In their statement, provided to board members Monday as part of their meeting packets, Community Center committee members indicated they have decided to change the referendum date from May 7 to Nov. 5. They also indicated they’re going to look for ways to pare down the cost of the center.

Goshen Community Schools Superintendent Diane Woodworth read the statement for the board on the committee’s behalf.

“The Executive Committee of the Goshen Community Center Inc. announced this evening that the school and city referendum will be changed from May 7 to Nov. 5,” Woodworth said. “There are a number of reasons this decision was made. We have heard many people express two main concerns, first that the timing seemed rushed to some and patrons have not had adequate time to become familiar with the project, and second that many in the community are concerned about the cost of the facility. By making this decision we will have the opportunity to have many more community meetings to ensure that the public is adequately informed.

“In addition, the committee will investigate possible ways of decreasing the cost of the project,” Woodworth continued. “Included in this investigation will be site location, the possibility of securing additional endowment funds through grants and contributions, and reviewing possible ways the construction cost can be reduced without jeopardizing the business plan and ongoing viability of the project.

“The committee feels that this delay will allow for more community input as we continue to explore the many possible benefits this community center can provide to the Goshen community.”

A two-part proposal

Goshen City Council members at their Jan. 15 meeting narrowly passed a vote to send their portion of the two-part collaborative project to a referendum this May.

The bulk of the city’s portion — the community center project — would involve the construction of a $27.6 million facility located at the former city garage property on the Millrace’s west side.
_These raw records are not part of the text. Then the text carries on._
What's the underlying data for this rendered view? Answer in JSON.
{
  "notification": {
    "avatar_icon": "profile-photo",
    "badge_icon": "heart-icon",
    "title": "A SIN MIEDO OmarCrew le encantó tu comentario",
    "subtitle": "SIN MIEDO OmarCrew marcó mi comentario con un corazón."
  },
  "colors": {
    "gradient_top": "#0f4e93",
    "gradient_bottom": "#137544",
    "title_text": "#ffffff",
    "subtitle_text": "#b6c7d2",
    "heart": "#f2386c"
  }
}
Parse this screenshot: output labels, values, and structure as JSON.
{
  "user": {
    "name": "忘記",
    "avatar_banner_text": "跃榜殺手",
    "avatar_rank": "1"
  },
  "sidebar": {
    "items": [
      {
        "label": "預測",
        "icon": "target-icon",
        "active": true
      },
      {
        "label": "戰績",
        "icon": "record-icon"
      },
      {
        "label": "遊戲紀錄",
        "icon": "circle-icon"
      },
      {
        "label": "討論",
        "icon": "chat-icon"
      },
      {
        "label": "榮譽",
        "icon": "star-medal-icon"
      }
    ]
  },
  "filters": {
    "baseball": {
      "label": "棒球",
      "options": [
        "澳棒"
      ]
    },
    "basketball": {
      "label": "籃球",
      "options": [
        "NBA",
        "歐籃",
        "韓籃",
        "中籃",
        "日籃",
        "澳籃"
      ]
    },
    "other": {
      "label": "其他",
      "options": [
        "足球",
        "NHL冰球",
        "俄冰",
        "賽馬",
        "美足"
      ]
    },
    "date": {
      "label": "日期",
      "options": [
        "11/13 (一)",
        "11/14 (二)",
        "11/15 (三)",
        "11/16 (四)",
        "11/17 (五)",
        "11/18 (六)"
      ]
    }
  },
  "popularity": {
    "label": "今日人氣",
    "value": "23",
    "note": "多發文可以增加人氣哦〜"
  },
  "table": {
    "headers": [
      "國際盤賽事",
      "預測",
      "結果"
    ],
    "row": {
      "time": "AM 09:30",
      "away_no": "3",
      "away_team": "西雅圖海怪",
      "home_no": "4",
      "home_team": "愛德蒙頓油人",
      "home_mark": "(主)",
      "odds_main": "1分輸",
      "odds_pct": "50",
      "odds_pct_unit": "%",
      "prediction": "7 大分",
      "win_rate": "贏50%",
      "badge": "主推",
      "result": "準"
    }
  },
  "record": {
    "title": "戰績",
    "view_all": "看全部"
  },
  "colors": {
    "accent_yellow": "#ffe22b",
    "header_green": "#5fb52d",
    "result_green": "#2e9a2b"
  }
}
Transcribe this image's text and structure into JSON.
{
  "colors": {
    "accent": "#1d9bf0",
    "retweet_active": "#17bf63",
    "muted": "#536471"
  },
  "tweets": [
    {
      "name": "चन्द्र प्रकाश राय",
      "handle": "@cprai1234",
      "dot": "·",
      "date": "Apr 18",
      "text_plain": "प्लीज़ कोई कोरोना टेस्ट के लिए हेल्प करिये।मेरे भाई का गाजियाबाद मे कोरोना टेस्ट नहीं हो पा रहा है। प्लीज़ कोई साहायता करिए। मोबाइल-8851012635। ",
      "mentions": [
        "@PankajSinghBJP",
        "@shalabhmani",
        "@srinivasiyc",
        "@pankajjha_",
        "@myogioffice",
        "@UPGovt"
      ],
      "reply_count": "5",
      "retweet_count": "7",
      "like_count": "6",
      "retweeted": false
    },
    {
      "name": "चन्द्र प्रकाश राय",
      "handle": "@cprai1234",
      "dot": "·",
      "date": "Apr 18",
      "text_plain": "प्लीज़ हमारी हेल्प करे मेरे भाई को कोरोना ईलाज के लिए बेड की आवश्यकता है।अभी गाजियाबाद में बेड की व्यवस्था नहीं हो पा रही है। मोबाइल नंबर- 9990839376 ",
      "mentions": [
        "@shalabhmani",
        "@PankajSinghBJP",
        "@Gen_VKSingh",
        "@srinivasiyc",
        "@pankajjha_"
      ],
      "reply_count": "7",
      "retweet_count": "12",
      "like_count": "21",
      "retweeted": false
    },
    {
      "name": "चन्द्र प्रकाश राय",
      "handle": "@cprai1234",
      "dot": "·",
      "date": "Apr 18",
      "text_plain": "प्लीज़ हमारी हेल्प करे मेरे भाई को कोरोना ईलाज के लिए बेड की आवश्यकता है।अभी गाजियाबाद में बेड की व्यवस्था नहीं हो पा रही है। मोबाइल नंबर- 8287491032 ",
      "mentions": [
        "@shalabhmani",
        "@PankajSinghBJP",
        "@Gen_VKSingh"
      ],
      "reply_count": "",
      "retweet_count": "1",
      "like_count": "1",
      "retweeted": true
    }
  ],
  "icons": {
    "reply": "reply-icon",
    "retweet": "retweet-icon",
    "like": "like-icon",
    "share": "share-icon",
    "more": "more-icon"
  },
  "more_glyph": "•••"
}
The proposed facility would include an aquatic center with a wellness and therapy pool; a recreation pool and a competition pool; a gymnasium; a fitness center with an indoor track; and meeting rooms.

For their part, Goshen school board members were scheduled Monday to vote on whether or not to include their portion of the joint effort — the $7 million rehabilitation project — on the same May referendum. That project would involve approximately $7 million in renovations and construction at Goshen High School and Middle School.

As part of those renovations, the pool areas of both schools would be converted to new spaces to help alleviate space problems in music programs and add additional workout and classroom spaces. The pool facilities at the new community center would then be used for all school pool-related recreational and sports needs. As part of that agreement, school officials have pledged $10 million in funding to the overall cost of the Goshen Community Center.

Vote postponed

In light of Goshen Community Center Inc.’s decision to postpone the referendum until November, board members Monday voted to table their own preliminary determination hearing until a later date in order to give community members more time to research the school’s portion of the two-part project.

According to Board President Jane Troup, the hearing will be reopened at an as-of-yet undisclosed time closer to the November referendum, but with enough time remaining to ensure that the board can comply with all the legal requirements necessary for holding a November referendum.